§ Input data
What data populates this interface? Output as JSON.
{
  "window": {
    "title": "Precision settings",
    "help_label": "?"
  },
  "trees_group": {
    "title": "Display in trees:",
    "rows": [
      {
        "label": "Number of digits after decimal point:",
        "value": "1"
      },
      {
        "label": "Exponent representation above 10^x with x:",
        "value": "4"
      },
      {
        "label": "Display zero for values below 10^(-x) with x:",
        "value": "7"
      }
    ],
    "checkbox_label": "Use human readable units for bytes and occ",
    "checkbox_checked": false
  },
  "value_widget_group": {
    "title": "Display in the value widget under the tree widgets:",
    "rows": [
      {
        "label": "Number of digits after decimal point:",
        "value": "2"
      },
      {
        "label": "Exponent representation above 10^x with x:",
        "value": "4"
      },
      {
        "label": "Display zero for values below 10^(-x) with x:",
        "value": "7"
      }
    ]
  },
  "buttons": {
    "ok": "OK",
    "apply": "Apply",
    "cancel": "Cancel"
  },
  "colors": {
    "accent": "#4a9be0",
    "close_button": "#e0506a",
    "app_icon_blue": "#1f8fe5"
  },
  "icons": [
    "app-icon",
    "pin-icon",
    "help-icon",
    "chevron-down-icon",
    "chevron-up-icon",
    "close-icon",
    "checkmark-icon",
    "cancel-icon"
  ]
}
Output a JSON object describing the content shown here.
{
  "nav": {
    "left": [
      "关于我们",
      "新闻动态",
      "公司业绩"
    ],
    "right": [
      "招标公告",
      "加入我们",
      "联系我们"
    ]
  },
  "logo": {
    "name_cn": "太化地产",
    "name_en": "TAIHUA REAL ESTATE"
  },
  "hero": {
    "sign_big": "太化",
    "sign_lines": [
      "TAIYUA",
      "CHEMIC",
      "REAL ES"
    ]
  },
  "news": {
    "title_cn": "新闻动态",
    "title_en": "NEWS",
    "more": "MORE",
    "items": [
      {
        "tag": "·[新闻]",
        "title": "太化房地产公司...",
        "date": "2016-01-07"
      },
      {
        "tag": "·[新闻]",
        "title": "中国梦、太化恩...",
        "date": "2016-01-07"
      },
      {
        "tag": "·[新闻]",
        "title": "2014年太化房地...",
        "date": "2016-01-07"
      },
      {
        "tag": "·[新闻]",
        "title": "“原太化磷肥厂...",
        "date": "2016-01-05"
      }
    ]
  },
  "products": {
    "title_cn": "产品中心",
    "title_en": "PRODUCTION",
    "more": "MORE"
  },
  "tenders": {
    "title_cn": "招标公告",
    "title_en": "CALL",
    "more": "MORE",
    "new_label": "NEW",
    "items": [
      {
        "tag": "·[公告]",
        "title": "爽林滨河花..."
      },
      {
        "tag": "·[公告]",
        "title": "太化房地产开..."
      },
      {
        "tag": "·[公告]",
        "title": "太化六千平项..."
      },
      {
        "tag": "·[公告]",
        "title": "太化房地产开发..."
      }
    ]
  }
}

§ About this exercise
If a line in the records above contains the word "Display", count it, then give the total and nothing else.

§ Output
4